> [Instructions to follow] What is needed is a verbatim copy of each record below.

> [Exercise input]
>>

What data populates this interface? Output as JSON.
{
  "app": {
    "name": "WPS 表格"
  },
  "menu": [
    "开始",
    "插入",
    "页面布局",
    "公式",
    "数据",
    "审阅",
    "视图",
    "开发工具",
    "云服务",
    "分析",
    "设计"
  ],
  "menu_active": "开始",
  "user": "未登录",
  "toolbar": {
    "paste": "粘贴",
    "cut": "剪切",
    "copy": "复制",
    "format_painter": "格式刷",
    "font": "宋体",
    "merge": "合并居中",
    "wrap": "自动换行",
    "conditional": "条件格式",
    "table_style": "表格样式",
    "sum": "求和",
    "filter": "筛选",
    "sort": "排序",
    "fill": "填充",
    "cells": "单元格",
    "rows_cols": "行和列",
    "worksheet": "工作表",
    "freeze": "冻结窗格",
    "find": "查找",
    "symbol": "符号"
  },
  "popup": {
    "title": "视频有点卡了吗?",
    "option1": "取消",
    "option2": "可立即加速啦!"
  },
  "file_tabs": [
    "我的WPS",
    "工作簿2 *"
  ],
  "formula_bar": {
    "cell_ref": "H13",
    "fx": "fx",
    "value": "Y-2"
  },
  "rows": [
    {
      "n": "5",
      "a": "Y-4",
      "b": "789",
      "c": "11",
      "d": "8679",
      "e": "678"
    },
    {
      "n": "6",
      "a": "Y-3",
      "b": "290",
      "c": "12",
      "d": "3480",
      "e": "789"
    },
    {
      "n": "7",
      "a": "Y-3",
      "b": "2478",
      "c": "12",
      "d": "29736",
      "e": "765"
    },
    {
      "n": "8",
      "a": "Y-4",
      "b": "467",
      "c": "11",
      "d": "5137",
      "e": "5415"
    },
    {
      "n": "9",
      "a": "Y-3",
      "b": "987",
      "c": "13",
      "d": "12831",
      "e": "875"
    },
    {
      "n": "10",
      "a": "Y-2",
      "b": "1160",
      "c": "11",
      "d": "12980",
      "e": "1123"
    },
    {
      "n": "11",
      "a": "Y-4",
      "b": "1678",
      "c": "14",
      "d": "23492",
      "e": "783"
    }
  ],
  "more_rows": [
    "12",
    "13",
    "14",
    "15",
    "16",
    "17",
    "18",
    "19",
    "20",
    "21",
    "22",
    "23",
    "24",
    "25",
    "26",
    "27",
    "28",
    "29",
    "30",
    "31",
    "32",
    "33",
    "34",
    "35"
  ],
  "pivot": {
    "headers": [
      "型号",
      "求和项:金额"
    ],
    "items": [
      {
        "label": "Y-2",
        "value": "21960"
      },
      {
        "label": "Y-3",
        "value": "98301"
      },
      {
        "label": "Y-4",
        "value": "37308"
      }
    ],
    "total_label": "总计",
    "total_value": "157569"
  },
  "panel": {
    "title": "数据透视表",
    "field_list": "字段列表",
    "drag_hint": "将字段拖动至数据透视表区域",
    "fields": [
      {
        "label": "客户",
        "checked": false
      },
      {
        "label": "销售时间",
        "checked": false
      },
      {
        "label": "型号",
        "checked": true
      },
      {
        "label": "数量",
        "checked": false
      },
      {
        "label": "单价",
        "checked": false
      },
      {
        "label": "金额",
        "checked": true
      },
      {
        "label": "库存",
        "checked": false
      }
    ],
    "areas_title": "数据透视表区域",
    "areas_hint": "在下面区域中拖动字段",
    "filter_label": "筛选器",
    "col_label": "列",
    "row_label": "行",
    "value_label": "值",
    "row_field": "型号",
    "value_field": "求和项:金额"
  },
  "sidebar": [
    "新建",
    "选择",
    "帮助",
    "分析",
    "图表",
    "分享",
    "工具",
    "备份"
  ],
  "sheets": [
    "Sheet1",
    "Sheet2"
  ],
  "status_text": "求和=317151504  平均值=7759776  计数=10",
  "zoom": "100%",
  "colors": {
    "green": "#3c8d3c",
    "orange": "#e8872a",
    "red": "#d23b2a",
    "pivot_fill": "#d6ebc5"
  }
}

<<

> [Solved exercise]
What data populates this interface? Output as JSON.
{
  "app": {
    "name": "WPS 表格"
  },
  "menu": [
    "开始",
    "插入",
    "页面布局",
    "公式",
    "数据",
    "审阅",
    "视图",
    "开发工具",
    "云服务",
    "分析",
    "设计"
  ],
  "menu_active": "开始",
  "user": "未登录",
  "toolbar": {
    "paste": "粘贴",
    "cut": "剪切",
    "copy": "复制",
    "format_painter": "格式刷",
    "font": "宋体",
    "merge": "合并居中",
    "wrap": "自动换行",
    "conditional": "条件格式",
    "table_style": "表格样式",
    "sum": "求和",
    "filter": "筛选",
    "sort": "排序",
    "fill": "填充",
    "cells": "单元格",
    "rows_cols": "行和列",
    "worksheet": "工作表",
    "freeze": "冻结窗格",
    "find": "查找",
    "symbol": "符号"
  },
  "popup": {
    "title": "视频有点卡了吗?",
    "option1": "取消",
    "option2": "可立即加速啦!"
  },
  "file_tabs": [
    "我的WPS",
    "工作簿2 *"
  ],
  "formula_bar": {
    "cell_ref": "H13",
    "fx": "fx",
    "value": "Y-2"
  },
  "rows": [
    {
      "n": "5",
      "a": "Y-4",
      "b": "789",
      "c": "11",
      "d": "8679",
      "e": "678"
    },
    {
      "n": "6",
      "a": "Y-3",
      "b": "290",
      "c": "12",
      "d": "3480",
      "e": "789"
    },
    {
      "n": "7",
      "a": "Y-3",
      "b": "2478",
      "c": "12",
      "d": "29736",
      "e": "765"
    },
    {
      "n": "8",
      "a": "Y-4",
      "b": "467",
      "c": "11",
      "d": "5137",
      "e": "5415"
    },
    {
      "n": "9",
      "a": "Y-3",
      "b": "987",
      "c": "13",
      "d": "12831",
      "e": "875"
    },
    {
      "n": "10",
      "a": "Y-2",
      "b": "1160",
      "c": "11",
      "d": "12980",
      "e": "1123"
    },
    {
      "n": "11",
      "a": "Y-4",
      "b": "1678",
      "c": "14",
      "d": "23492",
      "e": "783"
    }
  ],
  "more_rows": [
    "12",
    "13",
    "14",
    "15",
    "16",
    "17",
    "18",
    "19",
    "20",
    "21",
    "22",
    "23",
    "24",
    "25",
    "26",
    "27",
    "28",
    "29",
    "30",
    "31",
    "32",
    "33",
    "34",
    "35"
  ],
  "pivot": {
    "headers": [
      "型号",
      "求和项:金额"
    ],
    "items": [
      {
        "label": "Y-2",
        "value": "21960"
      },
      {
        "label": "Y-3",
        "value": "98301"
      },
      {
        "label": "Y-4",
        "value": "37308"
      }
    ],
    "total_label": "总计",
    "total_value": "157569"
  },
  "panel": {
    "title": "数据透视表",
    "field_list": "字段列表",
    "drag_hint": "将字段拖动至数据透视表区域",
    "fields": [
      {
        "label": "客户",
        "checked": false
      },
      {
        "label": "销售时间",
        "checked": false
      },
      {
        "label": "型号",
        "checked": true
      },
      {
        "label": "数量",
        "checked": false
      },
      {
        "label": "单价",
        "checked": false
      },
      {
        "label": "金额",
        "checked": true
      },
      {
        "label": "库存",
        "checked": false
      }
    ],
    "areas_title": "数据透视表区域",
    "areas_hint": "在下面区域中拖动字段",
    "filter_label": "筛选器",
    "col_label": "列",
    "row_label": "行",
    "value_label": "值",
    "row_field": "型号",
    "value_field": "求和项:金额"
  },
  "sidebar": [
    "新建",
    "选择",
    "帮助",
    "分析",
    "图表",
    "分享",
    "工具",
    "备份"
  ],
  "sheets": [
    "Sheet1",
    "Sheet2"
  ],
  "status_text": "求和=317151504  平均值=7759776  计数=10",
  "zoom": "100%",
  "colors": {
    "green": "#3c8d3c",
    "orange": "#e8872a",
    "red": "#d23b2a",
    "pivot_fill": "#d6ebc5"
  }
}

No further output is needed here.